“You need to come over here…you’re going to be very excited,” my husband says. I’m intrigued…he knows me very, very well, and when he says something like that with such authority, I know I have no choice but to end my limpet-like clinging to the rock face of my comfy chair and come see what he’s got on the computer.
YouTube is open, and he hits play. There are a few credits for the companies sponsoring what I’m about to see…Machinima, Happy Hour…I wait, curious to what piqued his interest. Then there’s a somewhat cheesy computer-animated shot of a seedy alley. I squint at the sign above the door the camera is zooming in on. It says…wait…really? Does that really say “Sifl and Olly Studio”? I look at him, and he grins. “They’re back.”
The scene jumps inside, where a puppet I know is made out of an inverted rubber Buddha mold is concerned about fire. “When it gets bigger…is it ‘cause it’s mad?”
And just like that, I’m 30 again. I’m living back in Waltham with hubby-to-be Steve and Scott, one of the best friends I’ll ever have. And we’re staring at the TV screen. We’re tuned into MTV, and we’re watching sock-puppets try to deconstruct and comprehend Star Wars, awkwardly.
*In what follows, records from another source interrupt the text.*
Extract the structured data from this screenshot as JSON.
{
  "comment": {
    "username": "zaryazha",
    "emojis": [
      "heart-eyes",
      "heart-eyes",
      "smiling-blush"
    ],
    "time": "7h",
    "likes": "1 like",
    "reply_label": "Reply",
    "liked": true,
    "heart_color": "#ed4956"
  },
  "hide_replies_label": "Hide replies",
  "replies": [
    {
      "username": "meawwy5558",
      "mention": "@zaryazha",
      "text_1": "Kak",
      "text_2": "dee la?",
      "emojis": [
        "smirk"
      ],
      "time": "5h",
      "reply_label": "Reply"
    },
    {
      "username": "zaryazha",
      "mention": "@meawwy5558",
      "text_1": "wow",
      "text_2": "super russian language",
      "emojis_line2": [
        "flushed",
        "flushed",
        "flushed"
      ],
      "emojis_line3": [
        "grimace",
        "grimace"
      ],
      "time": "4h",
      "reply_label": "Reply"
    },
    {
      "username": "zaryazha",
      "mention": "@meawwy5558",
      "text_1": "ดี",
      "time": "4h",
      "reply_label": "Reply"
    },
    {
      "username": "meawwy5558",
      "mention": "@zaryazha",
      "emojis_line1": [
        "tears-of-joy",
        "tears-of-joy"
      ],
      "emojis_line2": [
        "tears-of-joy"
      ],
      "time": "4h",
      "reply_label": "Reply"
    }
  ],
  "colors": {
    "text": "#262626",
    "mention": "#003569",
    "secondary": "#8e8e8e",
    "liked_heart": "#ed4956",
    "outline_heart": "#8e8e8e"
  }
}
And we’re laughing and laughing.
Whatchu Talkin’ ‘Bout, GGG?
In the late 90s, MTV had pretty much given up airing music videos. They did, however, for an all-too-brief shining moment, air an absolutely beyond bizarre comedy show called The Sifl and Olly Show. This show featured the talents of Matt Crocco and Liam Lynch, a very funny pair of childhood friends who used two sock puppets named Sifl and Olly. The show had bizarre guests, interviews, animation, and music…fantastic music.
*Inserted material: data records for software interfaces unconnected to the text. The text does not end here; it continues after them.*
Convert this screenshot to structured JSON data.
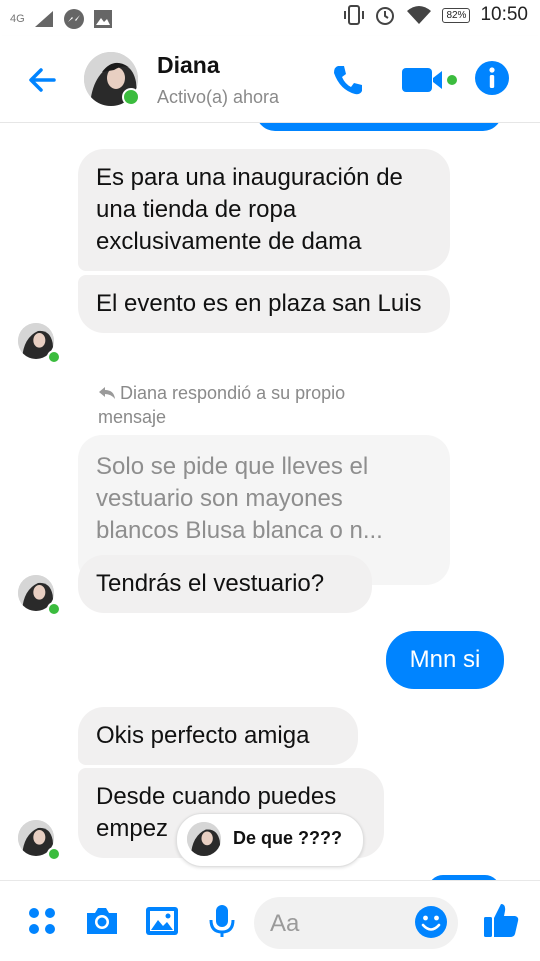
{
  "status_bar": {
    "network": "4G",
    "battery": "82%",
    "time": "10:50"
  },
  "header": {
    "name": "Diana",
    "status": "Activo(a) ahora"
  },
  "messages": {
    "m1": "Es para una inauguración de una tienda de ropa exclusivamente de dama",
    "m2": "El evento es en plaza san Luis",
    "reply_note": "Diana respondió a su propio mensaje",
    "quoted": "Solo se pide que lleves el vestuario son mayones blancos Blusa blanca o n...",
    "m3": "Tendrás el vestuario?",
    "out1": "Mnn si",
    "m4": "Okis perfecto amiga",
    "m5": "Desde cuando puedes empez",
    "typing": "De que ????"
  },
  "composer": {
    "placeholder": "Aa"
  },
  "colors": {
    "accent": "#0084ff",
    "online": "#3bbc3e",
    "bubble_in": "#f1f0f0"
  },
  "icons": [
    "back-arrow-icon",
    "phone-icon",
    "video-camera-icon",
    "info-icon",
    "menu-dots-icon",
    "camera-icon",
    "gallery-icon",
    "microphone-icon",
    "emoji-icon",
    "thumbs-up-icon"
  ]
}
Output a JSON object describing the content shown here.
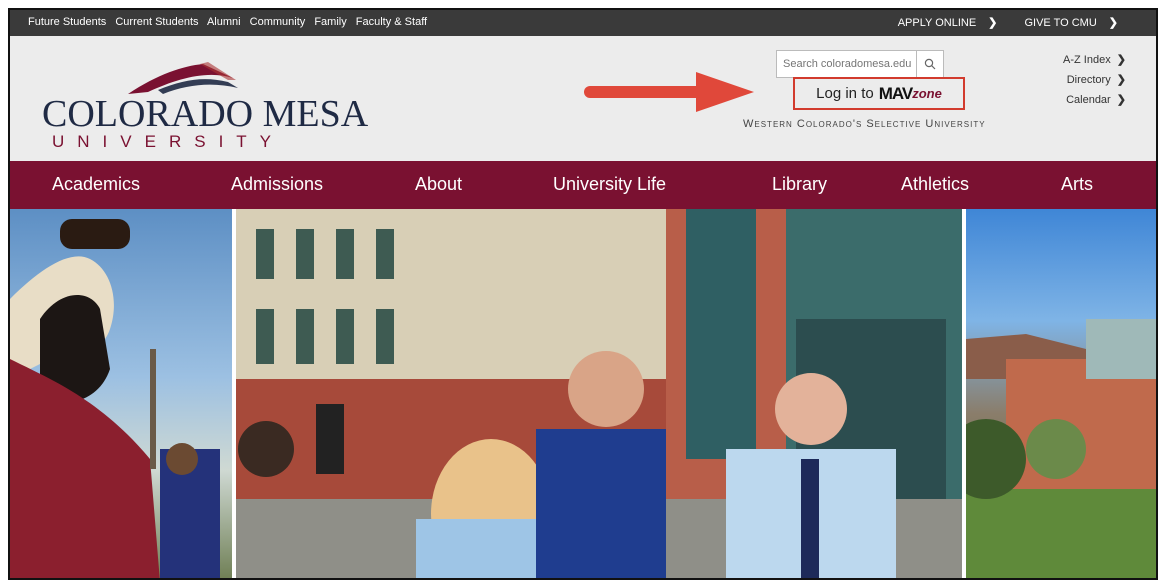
{
  "topbar": {
    "left_links": [
      "Future Students",
      "Current Students",
      "Alumni",
      "Community",
      "Family",
      "Faculty & Staff"
    ],
    "apply": "APPLY ONLINE",
    "give": "GIVE TO CMU"
  },
  "logo": {
    "line1": "COLORADO MESA",
    "line2": "UNIVERSITY"
  },
  "search": {
    "placeholder": "Search coloradomesa.edu"
  },
  "login": {
    "prefix": "Log in to",
    "mav": "MAV",
    "zone": "zone"
  },
  "tagline": "Western Colorado's Selective University",
  "quicklinks": [
    "A-Z Index",
    "Directory",
    "Calendar"
  ],
  "nav": [
    "Academics",
    "Admissions",
    "About",
    "University Life",
    "Library",
    "Athletics",
    "Arts"
  ],
  "colors": {
    "maroon": "#7a1131",
    "topbar": "#3a3a3a",
    "highlight": "#d23b2e",
    "navy": "#1f2a44"
  }
}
It’s hard to explain what made this show so amazing. Partly, it was the puppets. Despite being made of socks, sometimes with decorative flourishes such as plastic baby-doll arms, yarn hair, or flower-petals around the eyes, they’re incredibly expressive, thanks to the amazing puppetry of Liam Lynch.
Partly, it’s the writing, or, more likely, the improvised acting. The two characters have such incredibly good chemistry (not surprising, since Crocco and Lynch grew up together) that they end up feeling more real and human than most people on Reality TV…Jersey Shore, for example.
And again, I can’t emphasize enough how great the music is. Whether it was a robot singing “I Know What Boys Like” in a moog synthesizer voice or the two main characters singing about Prostitute Laundry, haunted spaceships, or trying to out-sing Stealth, Olly’s nemesis, the show had lots of music, and it was usually funny and good.
So What Happened?
Well, the show had two seasons on MTV, but it was then canceled. A four episode 3rd season was released on DVD, and the soundtrack of songs for Season 1 was released on CD…and then, for a long time, that was it. Liam Lynch would occasionally have the characters appear on his podcast, Lynchland, but it was usually just a clip from season 3. Slowly, but surely, the possibility of Sifl and Olly returning grew fainter and fainter.
But then, suddenly, Lynch tweeted a photo of a set that looked suspiciously like the old Sifl and Olly studio. Then he posted a picture advertising “Precious Roy’s Fruit Chunkies”. Since Precious Roy was a character from the show, speculation began that the show might be returning.
On September 9, this treasured show returned. If you want to get a sense for what I’ve been babbling about, go and watch http://www.youtube.com/watch?v=Nheett0K5R0. This promo is a really nicely encapsulated bit of typical Sifl and Olly. If you laugh at what you see, find yourself singing the song later on, and find these puppets strangely compelling, then you might want to see more.
So If It’s So Great, Why Haven’t I Ever Seen It Before, and How Can I See More?
Well, if you remember a song called “My United States of Whatever”, then you actually have. Or if you’ve heard an alleged Bjork song called “The City”, then you have…that’s Liam Lynch doing a surprisingly good Bjork impression, especially considering he’s a man.
But if you haven’t, well, the show has a fanatically devoted following, but it was only on MTV for 2 years before it was canceled. If you didn’t catch it then, then you would’ve needed to stumble over some reference to it online, or have someone tell you about it.
If you want more, then just search YouTube for Sifl and Olly; there are hours of clips there. You can also find season 3 on DVD and the soundtrack on Amazon most of the time. And now, you can watch the online series, wherein they do reviews of fake video-games. Episode 1 is up, and it’s pretty excellent.
Also, if you ever have a chance to listen to Crocco and Lynch’s “History of America”, definitely listen. It’s not Sifl and Olly, but it has the same whacked-out, demented stylings, along with some curiously catchy tunes that utterly demolish American history. It may not follow American history too well, but hey, you will learn why Ben Franklin kicks ass, and you’ll find out the true story of Ansel Adams, who invented the camera to take school-pictures of orphans.
I guess what I’m saying is, give Sifl and Olly a try. You might like it.